Stored items
━━━━━━━━

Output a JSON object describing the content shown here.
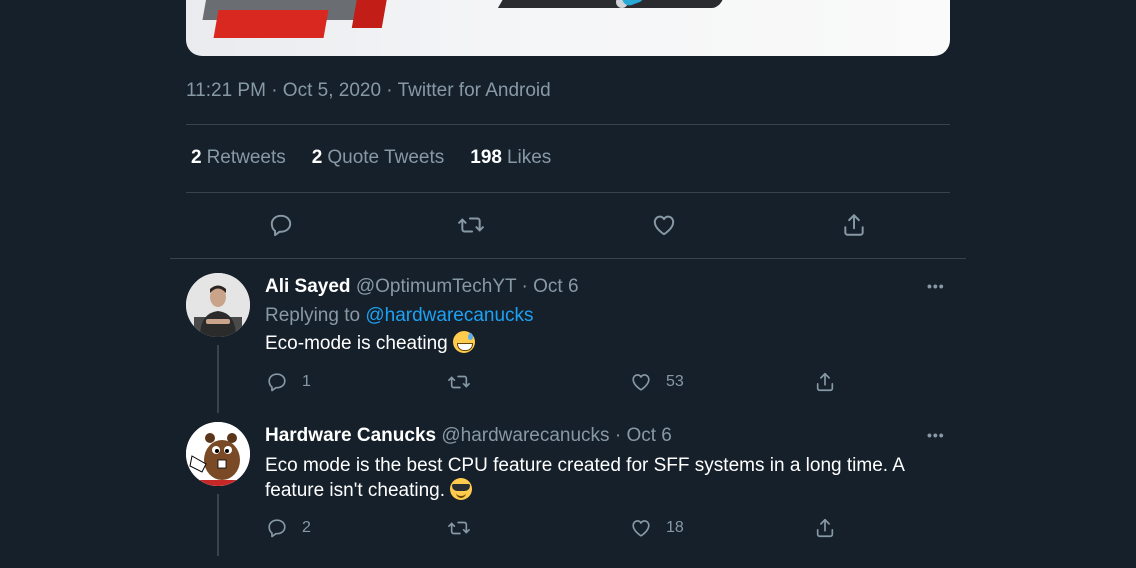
{
  "tweet": {
    "meta": "11:21 PM · Oct 5, 2020 · Twitter for Android",
    "stats": [
      {
        "count": "2",
        "label": "Retweets"
      },
      {
        "count": "2",
        "label": "Quote Tweets"
      },
      {
        "count": "198",
        "label": "Likes"
      }
    ]
  },
  "replies": [
    {
      "display_name": "Ali Sayed",
      "handle_date": "@OptimumTechYT · Oct 6",
      "replying_prefix": "Replying to",
      "replying_handle": "@hardwarecanucks",
      "text": "Eco-mode is cheating",
      "emoji": "sweat-smile",
      "reply_count": "1",
      "retweet_count": "",
      "like_count": "53"
    },
    {
      "display_name": "Hardware Canucks",
      "handle_date": "@hardwarecanucks · Oct 6",
      "text_line1": "Eco mode is the best CPU feature created for SFF systems in a long time. A",
      "text_line2": "feature isn't cheating.",
      "emoji": "sunglasses",
      "reply_count": "2",
      "retweet_count": "",
      "like_count": "18"
    }
  ],
  "more_label": "•••",
  "colors": {
    "background": "#15202b",
    "secondary_text": "#8899a6",
    "link": "#1da1f2",
    "divider": "#38444d"
  }
}
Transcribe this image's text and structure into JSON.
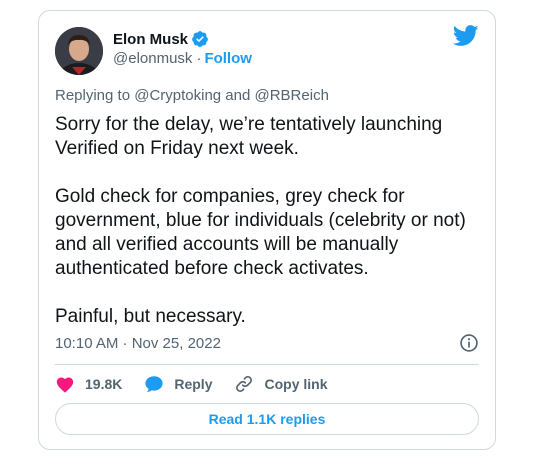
{
  "author": {
    "display_name": "Elon Musk",
    "handle": "@elonmusk",
    "separator": "·",
    "follow_label": "Follow"
  },
  "colors": {
    "accent": "#1d9bf0",
    "like": "#f91880",
    "text": "#0f1419",
    "muted": "#536471"
  },
  "replying": "Replying to @Cryptoking and @RBReich",
  "tweet": {
    "paragraphs": [
      "Sorry for the delay, we’re tentatively launching Verified on Friday next week.",
      "Gold check for companies, grey check for government, blue for individuals (celebrity or not) and all verified accounts will be manually authenticated before check activates.",
      "Painful, but necessary."
    ]
  },
  "timestamp": "10:10 AM · Nov 25, 2022",
  "actions": {
    "like_count": "19.8K",
    "reply_label": "Reply",
    "copy_link_label": "Copy link"
  },
  "read_replies_label": "Read 1.1K replies",
  "icons": [
    "verified-badge-icon",
    "twitter-bird-icon",
    "info-icon",
    "heart-icon",
    "reply-bubble-icon",
    "link-icon"
  ]
}
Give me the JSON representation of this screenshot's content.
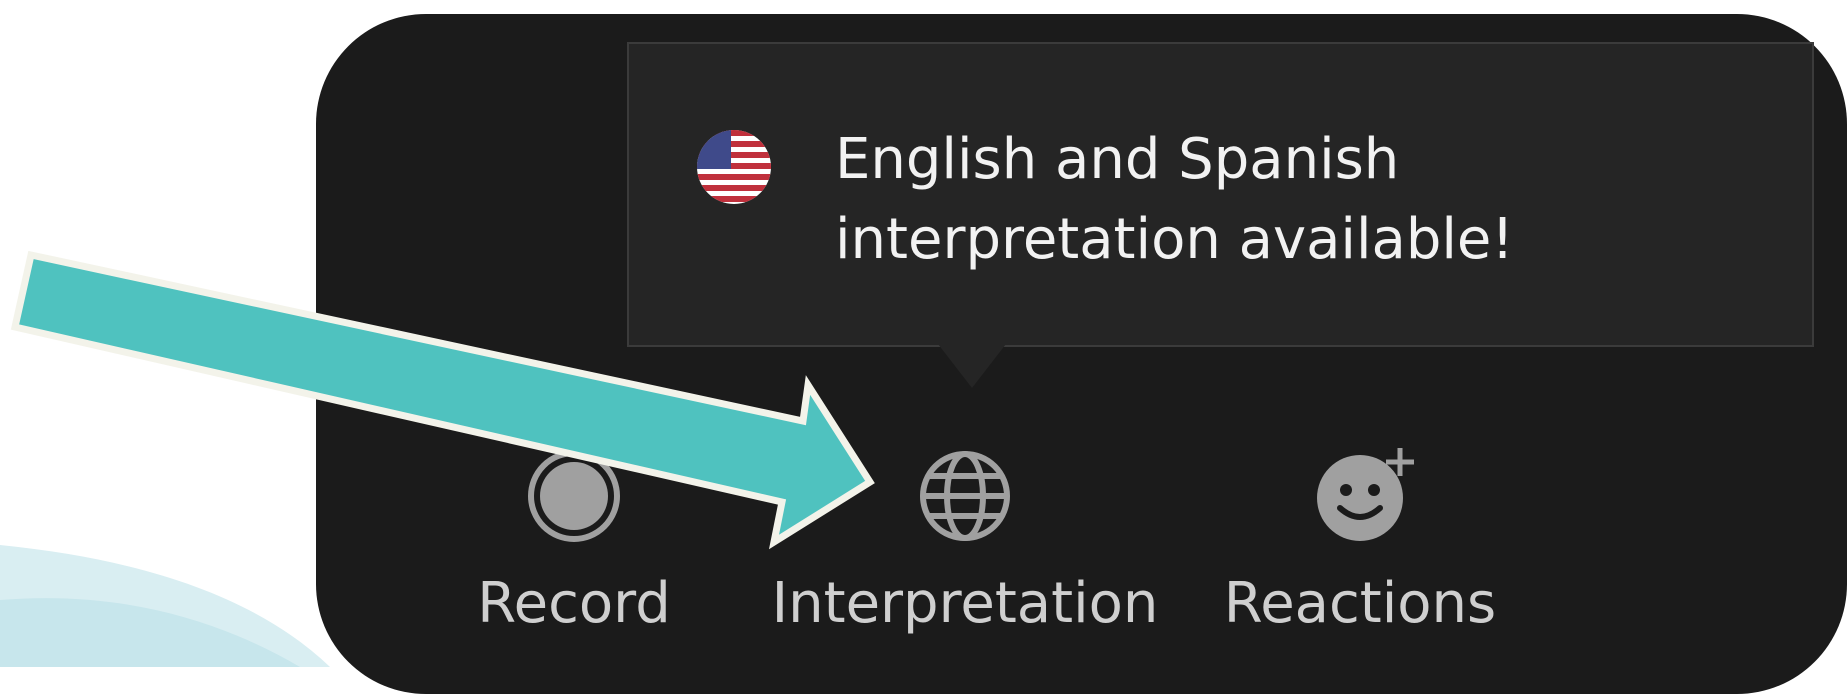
{
  "colors": {
    "toolbar_bg": "#1b1b1b",
    "tooltip_bg": "#252525",
    "icon_gray": "#a0a0a0",
    "arrow_teal": "#4fc2bf",
    "text_light": "#f2f2f2"
  },
  "tooltip": {
    "line1": "English and Spanish",
    "line2": "interpretation available!",
    "icon": "us-flag-icon"
  },
  "toolbar": {
    "buttons": [
      {
        "label": "Record",
        "icon": "record-icon"
      },
      {
        "label": "Interpretation",
        "icon": "globe-icon"
      },
      {
        "label": "Reactions",
        "icon": "emoji-add-icon"
      }
    ]
  },
  "annotation": {
    "icon": "pointer-arrow-icon"
  }
}
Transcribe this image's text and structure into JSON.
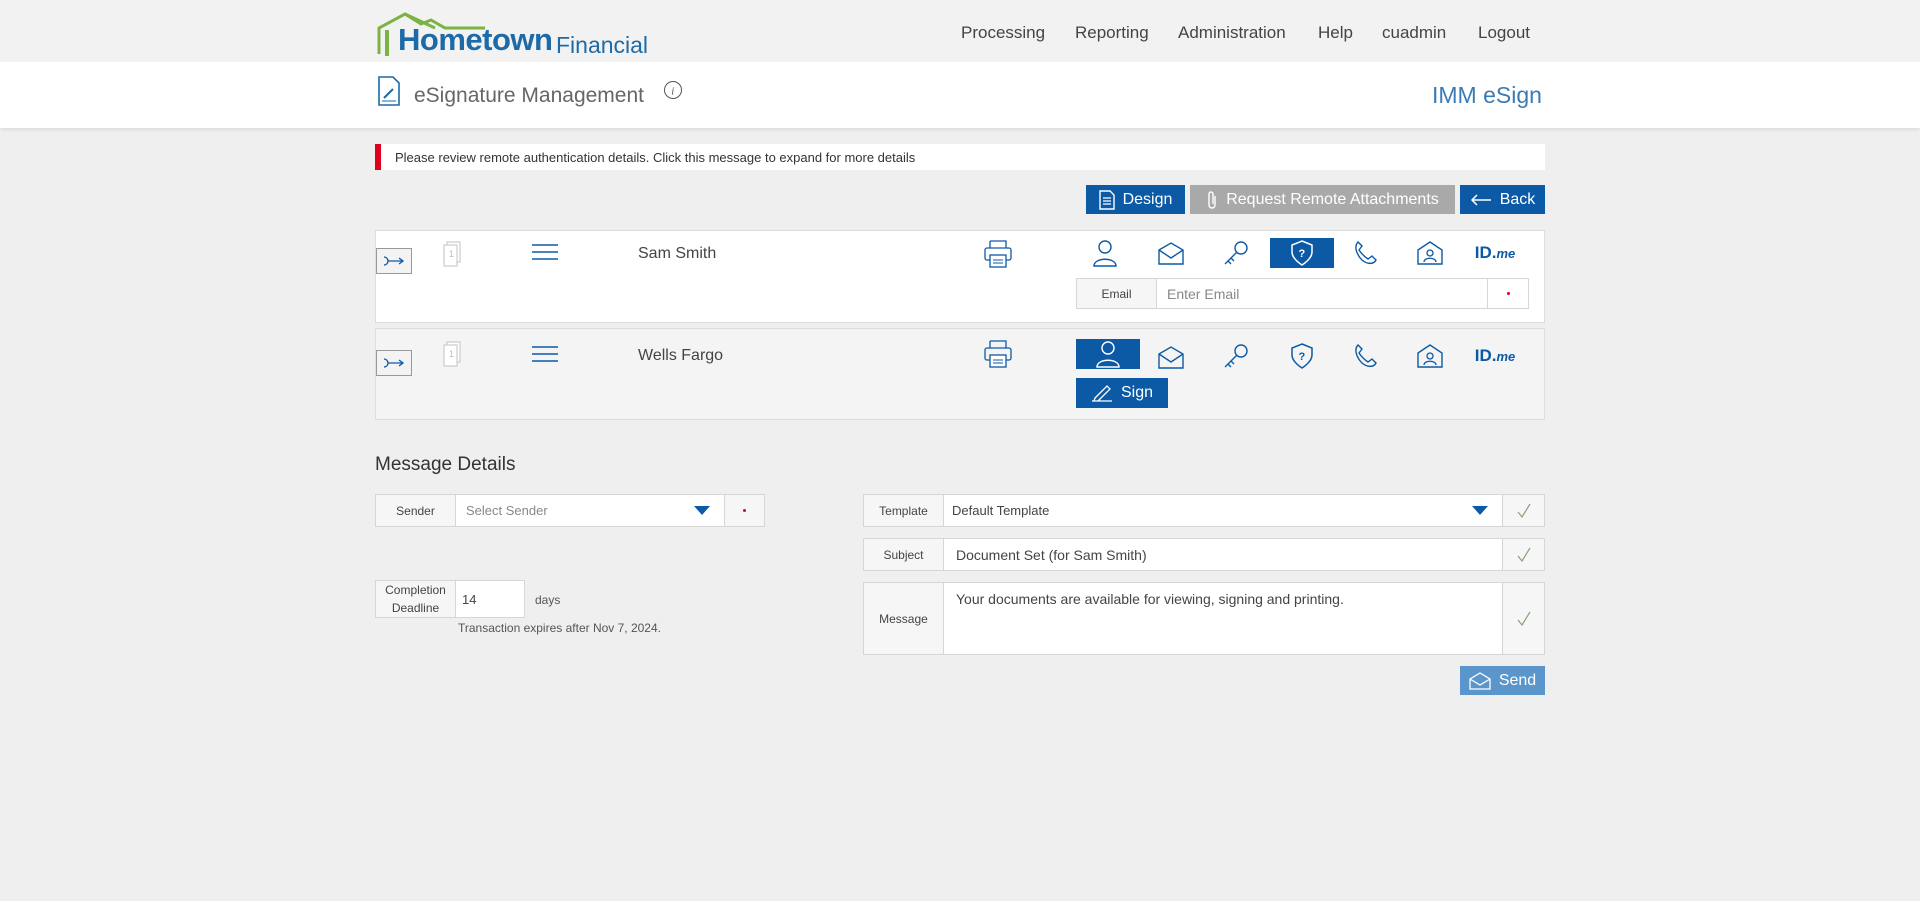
{
  "brand": {
    "name_bold": "Hometown",
    "name_light": "Financial"
  },
  "nav": [
    "Processing",
    "Reporting",
    "Administration",
    "Help",
    "cuadmin",
    "Logout"
  ],
  "header": {
    "title": "eSignature Management",
    "product": "IMM eSign"
  },
  "alert": {
    "text": "Please review remote authentication details. Click this message to expand for more details"
  },
  "actions": {
    "design": "Design",
    "request_attachments": "Request Remote Attachments",
    "back": "Back"
  },
  "recipients": [
    {
      "page_count": "1",
      "name": "Sam Smith",
      "active_auth": "kba",
      "email_label": "Email",
      "email_placeholder": "Enter Email"
    },
    {
      "page_count": "1",
      "name": "Wells Fargo",
      "active_auth": "in-person",
      "sign_label": "Sign"
    }
  ],
  "auth_methods": [
    {
      "key": "in-person",
      "icon": "person-icon"
    },
    {
      "key": "email",
      "icon": "envelope-icon"
    },
    {
      "key": "password",
      "icon": "key-icon"
    },
    {
      "key": "kba",
      "icon": "shield-question-icon"
    },
    {
      "key": "phone",
      "icon": "phone-icon"
    },
    {
      "key": "id-check",
      "icon": "id-card-icon"
    },
    {
      "key": "idme",
      "icon": "idme-logo",
      "label_main": "ID.",
      "label_sub": "me"
    }
  ],
  "message_details": {
    "title": "Message Details",
    "sender_label": "Sender",
    "sender_placeholder": "Select Sender",
    "completion_label_1": "Completion",
    "completion_label_2": "Deadline",
    "completion_days": "14",
    "days_label": "days",
    "expires_text": "Transaction expires after Nov 7, 2024.",
    "template_label": "Template",
    "template_value": "Default Template",
    "subject_label": "Subject",
    "subject_value": "Document Set (for Sam Smith)",
    "message_label": "Message",
    "message_value": "Your documents are available for viewing, signing and printing.",
    "send_label": "Send"
  },
  "colors": {
    "primary": "#0c5aa6",
    "alert": "#e0001b",
    "logo_green": "#7cb342",
    "check": "#8aa07a"
  }
}
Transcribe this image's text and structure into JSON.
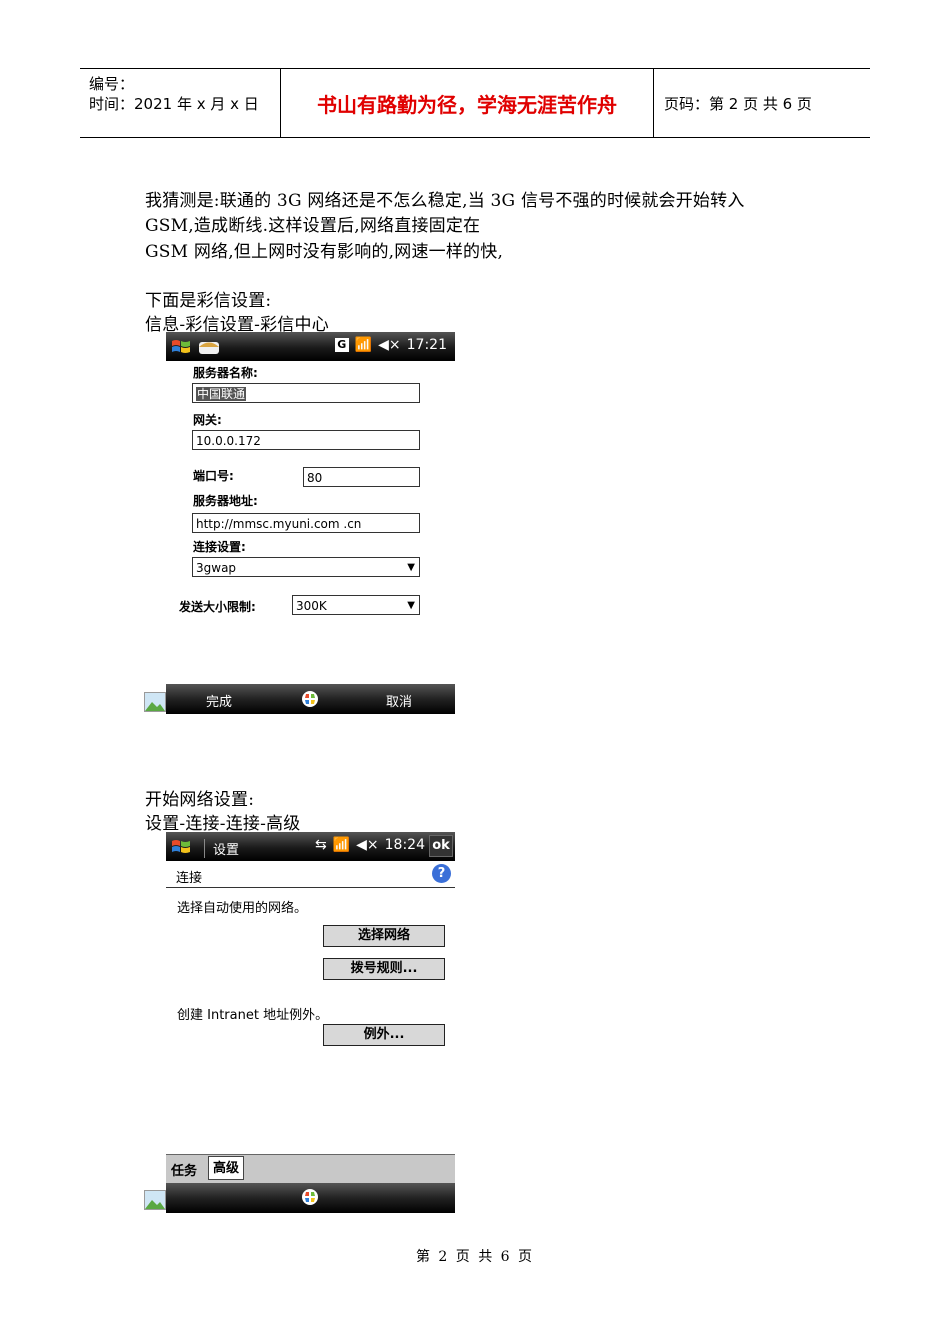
{
  "header": {
    "number_label": "编号：",
    "date_label": "时间：2021 年 x 月 x 日",
    "slogan": "书山有路勤为径，学海无涯苦作舟",
    "page_info": "页码：第 2 页  共 6 页"
  },
  "body": {
    "p1_line1": "我猜测是:联通的 3G 网络还是不怎么稳定,当 3G 信号不强的时候就会开始转入",
    "p1_line2": "GSM,造成断线.这样设置后,网络直接固定在",
    "p1_line3": "GSM 网络,但上网时没有影响的,网速一样的快,",
    "mms_heading": "下面是彩信设置:",
    "mms_path": "信息-彩信设置-彩信中心",
    "net_heading": "开始网络设置:",
    "net_path": "设置-连接-连接-高级"
  },
  "screen1": {
    "time": "17:21",
    "server_name_label": "服务器名称:",
    "server_name_value": "中国联通",
    "gateway_label": "网关:",
    "gateway_value": "10.0.0.172",
    "port_label": "端口号:",
    "port_value": "80",
    "server_addr_label": "服务器地址:",
    "server_addr_value": "http://mmsc.myuni.com .cn",
    "conn_label": "连接设置:",
    "conn_value": "3gwap",
    "size_label": "发送大小限制:",
    "size_value": "300K",
    "soft_left": "完成",
    "soft_right": "取消"
  },
  "screen2": {
    "title": "设置",
    "time": "18:24",
    "ok": "ok",
    "section": "连接",
    "auto_network_text": "选择自动使用的网络。",
    "select_network_button": "选择网络",
    "dial_rules_button": "拨号规则...",
    "intranet_text": "创建 Intranet 地址例外。",
    "exceptions_button": "例外...",
    "tab_tasks": "任务",
    "tab_advanced": "高级"
  },
  "footer": {
    "page_text": "第 2 页 共 6 页"
  },
  "colors": {
    "slogan": "#e00000",
    "bar": "#1a1a1a",
    "help": "#3a6fd8"
  }
}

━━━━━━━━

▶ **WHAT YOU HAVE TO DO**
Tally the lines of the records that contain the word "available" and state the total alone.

▶ **TASK RESPONSE**
2